‘Do they have good champagne?’
‘Yes. But there’s an awfully good local drink.’
‘There must be. About how many of them have you had?’
I don’t know. About a dozen.’
‘You only look tight around the eyes.’
One of the reasons that Thomas Hudson is drinking is that his son Tom was shot down in action a few months ago. The woman who’s just turned up in Havana out of nowhere, also in military service like he is, is Tom’s mother. So it’s a good thing Thomas Hudson is already drunk so he can tell her what she needs to know while feeling numb. She already knows her son is dead. It’s the details that need the numbness.
In A Moveable Feast, Hemingway’s very unreliable memoir of his youth in 1920s Paris, his stories of drinking with F Scott Fitzgerald are some of the saddest and strangest episodes. Binge after binge after binge drains away Fitzgerald’s ability to write, and he is a lousy drunk, selfish and irrational and miserable. In contrast, the stories of Hemingway’s life in Paris with his first wife Hadley are light and charming with cheerful young married love. They have to count their money to see if they can afford a drink, and then have the fun of deciding at which of their favourite bars they should buy it.
Hemingway’s favourite waiter Jean, at the Lilas, routinely overfills their whisky glasses, and takes even more pleasure in doing this when the bar is under new management and he has to shave his moustache off to suit his cheap white mess waiter’s jacket. At Gertrude Stein’s house the maid always offers a glass of eau de vie to every visitor, whether the ladies are at home or not. James Joyce orders ‘dry sherry although you will always read that he drank only Swiss white wine.’
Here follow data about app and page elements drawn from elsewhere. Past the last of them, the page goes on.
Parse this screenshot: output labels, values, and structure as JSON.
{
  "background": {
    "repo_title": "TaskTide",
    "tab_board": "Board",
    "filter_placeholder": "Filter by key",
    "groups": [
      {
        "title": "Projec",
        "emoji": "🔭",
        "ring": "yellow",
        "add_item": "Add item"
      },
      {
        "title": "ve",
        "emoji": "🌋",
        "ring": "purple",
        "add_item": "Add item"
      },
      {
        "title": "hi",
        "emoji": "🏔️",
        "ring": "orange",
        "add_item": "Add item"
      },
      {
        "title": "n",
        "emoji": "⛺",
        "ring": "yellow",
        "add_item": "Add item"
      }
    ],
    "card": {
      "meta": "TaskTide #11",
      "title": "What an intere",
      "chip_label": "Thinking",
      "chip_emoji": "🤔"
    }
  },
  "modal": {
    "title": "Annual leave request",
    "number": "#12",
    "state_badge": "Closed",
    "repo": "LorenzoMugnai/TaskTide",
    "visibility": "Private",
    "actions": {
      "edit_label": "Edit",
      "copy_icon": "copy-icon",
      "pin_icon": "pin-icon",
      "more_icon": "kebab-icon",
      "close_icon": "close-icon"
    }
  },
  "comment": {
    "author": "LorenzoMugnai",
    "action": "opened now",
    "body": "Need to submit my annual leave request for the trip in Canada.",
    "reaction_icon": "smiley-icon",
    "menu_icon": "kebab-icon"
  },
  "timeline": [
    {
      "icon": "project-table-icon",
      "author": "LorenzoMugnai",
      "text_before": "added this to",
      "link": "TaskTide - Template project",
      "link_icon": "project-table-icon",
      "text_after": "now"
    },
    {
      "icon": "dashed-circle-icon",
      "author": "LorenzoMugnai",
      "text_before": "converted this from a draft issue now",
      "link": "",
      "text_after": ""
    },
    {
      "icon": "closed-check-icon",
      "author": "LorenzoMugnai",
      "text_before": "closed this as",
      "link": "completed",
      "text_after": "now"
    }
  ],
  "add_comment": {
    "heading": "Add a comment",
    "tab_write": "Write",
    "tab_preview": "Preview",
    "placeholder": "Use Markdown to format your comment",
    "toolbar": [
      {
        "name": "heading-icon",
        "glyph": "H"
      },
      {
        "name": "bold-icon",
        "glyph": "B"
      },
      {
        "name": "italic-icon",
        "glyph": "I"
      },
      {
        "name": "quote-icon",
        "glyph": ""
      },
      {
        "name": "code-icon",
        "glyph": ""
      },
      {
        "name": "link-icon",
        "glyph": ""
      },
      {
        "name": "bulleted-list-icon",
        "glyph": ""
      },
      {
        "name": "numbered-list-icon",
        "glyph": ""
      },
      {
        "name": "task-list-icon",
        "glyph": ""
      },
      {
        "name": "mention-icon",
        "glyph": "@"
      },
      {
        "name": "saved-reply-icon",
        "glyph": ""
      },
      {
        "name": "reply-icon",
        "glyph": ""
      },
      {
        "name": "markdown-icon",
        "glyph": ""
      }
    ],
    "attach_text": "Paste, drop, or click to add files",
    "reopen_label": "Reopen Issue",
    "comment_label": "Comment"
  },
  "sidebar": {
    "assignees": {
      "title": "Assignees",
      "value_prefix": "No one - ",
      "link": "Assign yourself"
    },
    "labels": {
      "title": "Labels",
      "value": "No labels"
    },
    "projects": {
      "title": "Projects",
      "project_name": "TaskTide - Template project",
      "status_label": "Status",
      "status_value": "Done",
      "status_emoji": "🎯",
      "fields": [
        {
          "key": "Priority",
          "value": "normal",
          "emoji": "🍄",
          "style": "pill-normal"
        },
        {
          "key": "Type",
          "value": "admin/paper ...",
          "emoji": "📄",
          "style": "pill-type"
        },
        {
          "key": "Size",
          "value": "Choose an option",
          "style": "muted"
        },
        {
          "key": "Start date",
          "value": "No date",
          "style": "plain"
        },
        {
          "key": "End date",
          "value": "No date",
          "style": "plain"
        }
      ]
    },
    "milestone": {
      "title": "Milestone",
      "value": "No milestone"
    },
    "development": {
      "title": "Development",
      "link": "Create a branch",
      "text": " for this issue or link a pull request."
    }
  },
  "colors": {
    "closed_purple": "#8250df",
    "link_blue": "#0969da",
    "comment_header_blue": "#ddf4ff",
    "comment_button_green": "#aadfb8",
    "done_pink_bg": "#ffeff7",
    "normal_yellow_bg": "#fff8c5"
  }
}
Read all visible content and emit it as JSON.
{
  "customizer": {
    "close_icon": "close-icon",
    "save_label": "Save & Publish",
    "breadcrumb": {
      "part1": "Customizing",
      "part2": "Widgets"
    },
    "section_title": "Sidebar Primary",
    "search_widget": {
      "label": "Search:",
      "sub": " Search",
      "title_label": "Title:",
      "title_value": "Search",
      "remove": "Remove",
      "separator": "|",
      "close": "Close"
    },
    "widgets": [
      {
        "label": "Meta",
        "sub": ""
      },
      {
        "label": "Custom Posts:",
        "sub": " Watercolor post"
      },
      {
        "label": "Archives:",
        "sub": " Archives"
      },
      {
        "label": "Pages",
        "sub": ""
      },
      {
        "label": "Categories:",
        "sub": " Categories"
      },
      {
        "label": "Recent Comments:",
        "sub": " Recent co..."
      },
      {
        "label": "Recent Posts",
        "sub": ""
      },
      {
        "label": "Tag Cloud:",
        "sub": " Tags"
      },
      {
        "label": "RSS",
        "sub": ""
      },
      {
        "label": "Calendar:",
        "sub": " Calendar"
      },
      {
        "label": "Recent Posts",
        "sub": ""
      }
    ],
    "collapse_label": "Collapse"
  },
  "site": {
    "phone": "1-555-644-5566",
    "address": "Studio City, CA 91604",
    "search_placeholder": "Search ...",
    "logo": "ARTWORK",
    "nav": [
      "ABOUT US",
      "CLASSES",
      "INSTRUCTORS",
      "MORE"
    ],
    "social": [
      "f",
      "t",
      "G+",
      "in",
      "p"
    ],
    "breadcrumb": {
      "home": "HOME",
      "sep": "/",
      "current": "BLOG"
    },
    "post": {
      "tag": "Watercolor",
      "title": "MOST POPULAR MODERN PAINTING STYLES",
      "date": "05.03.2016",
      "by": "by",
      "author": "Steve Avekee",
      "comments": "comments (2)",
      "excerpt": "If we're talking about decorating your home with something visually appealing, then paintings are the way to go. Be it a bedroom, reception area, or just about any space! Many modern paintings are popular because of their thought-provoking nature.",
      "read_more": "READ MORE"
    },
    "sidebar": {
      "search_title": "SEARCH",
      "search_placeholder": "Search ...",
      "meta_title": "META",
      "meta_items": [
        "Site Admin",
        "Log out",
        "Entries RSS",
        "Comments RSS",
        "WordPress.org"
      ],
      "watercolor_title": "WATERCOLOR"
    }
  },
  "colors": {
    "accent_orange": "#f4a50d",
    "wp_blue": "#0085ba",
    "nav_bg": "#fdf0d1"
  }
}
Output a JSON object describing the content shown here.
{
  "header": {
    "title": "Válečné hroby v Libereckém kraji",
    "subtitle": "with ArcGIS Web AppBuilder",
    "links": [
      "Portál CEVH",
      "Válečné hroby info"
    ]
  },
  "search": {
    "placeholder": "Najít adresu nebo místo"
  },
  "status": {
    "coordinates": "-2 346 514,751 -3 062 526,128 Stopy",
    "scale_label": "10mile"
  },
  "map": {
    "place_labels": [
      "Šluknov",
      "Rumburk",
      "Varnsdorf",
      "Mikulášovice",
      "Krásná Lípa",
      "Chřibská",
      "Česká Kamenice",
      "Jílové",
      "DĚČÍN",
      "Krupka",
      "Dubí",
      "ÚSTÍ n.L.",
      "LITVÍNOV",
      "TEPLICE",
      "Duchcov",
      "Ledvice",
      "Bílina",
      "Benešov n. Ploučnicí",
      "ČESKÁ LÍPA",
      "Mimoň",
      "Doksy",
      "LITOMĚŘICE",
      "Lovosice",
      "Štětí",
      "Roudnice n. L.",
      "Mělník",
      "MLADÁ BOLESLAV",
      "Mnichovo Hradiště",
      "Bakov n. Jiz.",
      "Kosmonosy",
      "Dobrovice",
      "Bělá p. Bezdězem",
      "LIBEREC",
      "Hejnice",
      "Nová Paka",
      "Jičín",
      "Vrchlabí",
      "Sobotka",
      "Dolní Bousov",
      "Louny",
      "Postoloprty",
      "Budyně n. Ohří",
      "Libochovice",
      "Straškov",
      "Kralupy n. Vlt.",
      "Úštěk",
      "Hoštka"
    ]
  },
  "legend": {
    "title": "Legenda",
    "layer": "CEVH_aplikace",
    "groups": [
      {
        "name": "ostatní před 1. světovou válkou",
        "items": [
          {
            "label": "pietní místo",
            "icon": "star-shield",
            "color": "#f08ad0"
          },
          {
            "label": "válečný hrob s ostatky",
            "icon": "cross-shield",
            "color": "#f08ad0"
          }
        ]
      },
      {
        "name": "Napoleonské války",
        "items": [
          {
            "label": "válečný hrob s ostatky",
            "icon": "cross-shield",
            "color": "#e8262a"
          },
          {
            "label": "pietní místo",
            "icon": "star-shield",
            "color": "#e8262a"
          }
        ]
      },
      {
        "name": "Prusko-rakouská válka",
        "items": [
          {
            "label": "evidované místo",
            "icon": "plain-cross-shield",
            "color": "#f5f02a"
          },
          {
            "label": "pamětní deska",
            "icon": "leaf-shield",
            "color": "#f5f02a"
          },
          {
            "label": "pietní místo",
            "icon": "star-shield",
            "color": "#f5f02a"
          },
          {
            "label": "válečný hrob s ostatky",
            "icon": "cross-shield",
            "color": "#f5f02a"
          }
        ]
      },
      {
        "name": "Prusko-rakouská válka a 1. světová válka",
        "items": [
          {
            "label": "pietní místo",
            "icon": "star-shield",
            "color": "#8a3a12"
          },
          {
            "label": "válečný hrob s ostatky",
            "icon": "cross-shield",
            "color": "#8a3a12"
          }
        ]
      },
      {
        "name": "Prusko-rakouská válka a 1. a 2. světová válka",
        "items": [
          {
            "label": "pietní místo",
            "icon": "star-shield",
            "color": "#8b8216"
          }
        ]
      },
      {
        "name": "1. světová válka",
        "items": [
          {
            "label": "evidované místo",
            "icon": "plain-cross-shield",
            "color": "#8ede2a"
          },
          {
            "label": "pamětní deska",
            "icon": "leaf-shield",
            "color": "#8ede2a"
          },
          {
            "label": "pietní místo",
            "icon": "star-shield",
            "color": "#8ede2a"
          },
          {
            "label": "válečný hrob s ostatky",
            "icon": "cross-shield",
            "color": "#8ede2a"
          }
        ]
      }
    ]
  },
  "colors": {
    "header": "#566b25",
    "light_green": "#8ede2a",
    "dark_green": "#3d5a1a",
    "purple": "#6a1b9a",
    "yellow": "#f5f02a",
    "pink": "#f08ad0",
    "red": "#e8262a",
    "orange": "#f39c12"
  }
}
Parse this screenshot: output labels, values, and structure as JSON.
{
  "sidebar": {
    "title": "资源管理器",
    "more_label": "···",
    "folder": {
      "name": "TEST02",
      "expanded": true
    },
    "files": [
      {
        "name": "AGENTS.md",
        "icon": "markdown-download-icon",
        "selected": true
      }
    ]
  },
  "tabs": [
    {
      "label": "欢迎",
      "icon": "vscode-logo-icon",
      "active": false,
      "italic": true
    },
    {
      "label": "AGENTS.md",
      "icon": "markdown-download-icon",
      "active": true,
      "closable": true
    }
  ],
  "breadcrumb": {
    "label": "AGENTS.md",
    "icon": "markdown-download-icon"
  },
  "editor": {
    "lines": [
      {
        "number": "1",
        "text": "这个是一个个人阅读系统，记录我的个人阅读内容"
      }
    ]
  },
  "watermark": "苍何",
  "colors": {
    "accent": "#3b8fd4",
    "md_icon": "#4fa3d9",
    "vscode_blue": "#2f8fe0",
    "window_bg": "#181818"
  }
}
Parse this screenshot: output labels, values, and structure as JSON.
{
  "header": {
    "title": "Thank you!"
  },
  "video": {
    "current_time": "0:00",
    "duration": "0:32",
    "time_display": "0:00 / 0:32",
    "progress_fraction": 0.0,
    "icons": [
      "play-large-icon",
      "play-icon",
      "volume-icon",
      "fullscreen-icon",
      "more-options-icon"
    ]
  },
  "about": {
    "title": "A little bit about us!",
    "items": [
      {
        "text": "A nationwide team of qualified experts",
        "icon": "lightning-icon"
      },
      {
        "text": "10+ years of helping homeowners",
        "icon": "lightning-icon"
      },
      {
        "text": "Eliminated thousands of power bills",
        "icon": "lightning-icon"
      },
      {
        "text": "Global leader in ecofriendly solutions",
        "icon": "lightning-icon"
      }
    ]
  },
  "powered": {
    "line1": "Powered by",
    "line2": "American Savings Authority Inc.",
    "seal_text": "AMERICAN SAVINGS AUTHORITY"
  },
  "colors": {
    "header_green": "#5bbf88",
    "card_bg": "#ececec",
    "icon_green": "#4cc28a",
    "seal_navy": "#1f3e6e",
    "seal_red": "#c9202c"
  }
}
Hadley and Hemingway are choosy about how they spend their money on drink. ‘At the Nègre de Toulouse we drank the good Cahors wine from the quarter, the half or the full carafe, usually diluting it about one-third with water. At home, over the sawmill, we had a Corsican wine that had great authority and a low price. It was a very Corsican wine and you could dilute it by half with water and still receive its message.’
I love the idea of a wine with authority.
Kate writes about wine, women and song, and many other things found in books, at katemacdonald.net